Exactly as they stand, set down all of the records again.

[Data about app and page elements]

== == ==

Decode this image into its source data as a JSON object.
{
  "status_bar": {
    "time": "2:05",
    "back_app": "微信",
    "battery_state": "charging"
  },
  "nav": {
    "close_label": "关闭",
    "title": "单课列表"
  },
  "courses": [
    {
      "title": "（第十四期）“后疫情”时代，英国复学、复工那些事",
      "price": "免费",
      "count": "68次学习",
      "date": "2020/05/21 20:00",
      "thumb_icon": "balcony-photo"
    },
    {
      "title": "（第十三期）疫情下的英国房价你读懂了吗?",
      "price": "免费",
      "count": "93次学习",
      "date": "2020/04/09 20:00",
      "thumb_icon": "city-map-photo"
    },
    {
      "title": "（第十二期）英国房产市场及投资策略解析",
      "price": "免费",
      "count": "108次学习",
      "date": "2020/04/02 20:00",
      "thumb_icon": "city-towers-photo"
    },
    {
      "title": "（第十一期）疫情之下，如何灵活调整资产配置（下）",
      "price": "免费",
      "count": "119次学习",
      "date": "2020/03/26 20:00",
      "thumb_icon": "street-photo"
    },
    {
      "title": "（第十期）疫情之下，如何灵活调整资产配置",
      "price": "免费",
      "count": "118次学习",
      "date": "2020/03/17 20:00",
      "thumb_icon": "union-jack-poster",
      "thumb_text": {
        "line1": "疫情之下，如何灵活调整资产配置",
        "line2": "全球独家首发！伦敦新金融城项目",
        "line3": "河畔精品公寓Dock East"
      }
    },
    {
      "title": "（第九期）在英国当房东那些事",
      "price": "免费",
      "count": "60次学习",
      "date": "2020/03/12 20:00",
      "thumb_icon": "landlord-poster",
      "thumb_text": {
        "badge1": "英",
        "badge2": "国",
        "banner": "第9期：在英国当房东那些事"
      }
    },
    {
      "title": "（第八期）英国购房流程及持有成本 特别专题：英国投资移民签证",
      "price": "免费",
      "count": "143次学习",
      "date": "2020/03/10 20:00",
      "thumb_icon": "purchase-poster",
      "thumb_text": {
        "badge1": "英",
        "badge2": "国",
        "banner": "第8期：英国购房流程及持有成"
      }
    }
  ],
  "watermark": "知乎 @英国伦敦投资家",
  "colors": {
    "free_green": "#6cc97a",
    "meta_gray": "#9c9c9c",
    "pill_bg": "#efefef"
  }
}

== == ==

# [Solution for this exercise]
Decode this image into its source data as a JSON object.
{
  "status_bar": {
    "time": "2:05",
    "back_app": "微信",
    "battery_state": "charging"
  },
  "nav": {
    "close_label": "关闭",
    "title": "单课列表"
  },
  "courses": [
    {
      "title": "（第十四期）“后疫情”时代，英国复学、复工那些事",
      "price": "免费",
      "count": "68次学习",
      "date": "2020/05/21 20:00",
      "thumb_icon": "balcony-photo"
    },
    {
      "title": "（第十三期）疫情下的英国房价你读懂了吗?",
      "price": "免费",
      "count": "93次学习",
      "date": "2020/04/09 20:00",
      "thumb_icon": "city-map-photo"
    },
    {
      "title": "（第十二期）英国房产市场及投资策略解析",
      "price": "免费",
      "count": "108次学习",
      "date": "2020/04/02 20:00",
      "thumb_icon": "city-towers-photo"
    },
    {
      "title": "（第十一期）疫情之下，如何灵活调整资产配置（下）",
      "price": "免费",
      "count": "119次学习",
      "date": "2020/03/26 20:00",
      "thumb_icon": "street-photo"
    },
    {
      "title": "（第十期）疫情之下，如何灵活调整资产配置",
      "price": "免费",
      "count": "118次学习",
      "date": "2020/03/17 20:00",
      "thumb_icon": "union-jack-poster",
      "thumb_text": {
        "line1": "疫情之下，如何灵活调整资产配置",
        "line2": "全球独家首发！伦敦新金融城项目",
        "line3": "河畔精品公寓Dock East"
      }
    },
    {
      "title": "（第九期）在英国当房东那些事",
      "price": "免费",
      "count": "60次学习",
      "date": "2020/03/12 20:00",
      "thumb_icon": "landlord-poster",
      "thumb_text": {
        "badge1": "英",
        "badge2": "国",
        "banner": "第9期：在英国当房东那些事"
      }
    },
    {
      "title": "（第八期）英国购房流程及持有成本 特别专题：英国投资移民签证",
      "price": "免费",
      "count": "143次学习",
      "date": "2020/03/10 20:00",
      "thumb_icon": "purchase-poster",
      "thumb_text": {
        "badge1": "英",
        "badge2": "国",
        "banner": "第8期：英国购房流程及持有成"
      }
    }
  ],
  "watermark": "知乎 @英国伦敦投资家",
  "colors": {
    "free_green": "#6cc97a",
    "meta_gray": "#9c9c9c",
    "pill_bg": "#efefef"
  }
}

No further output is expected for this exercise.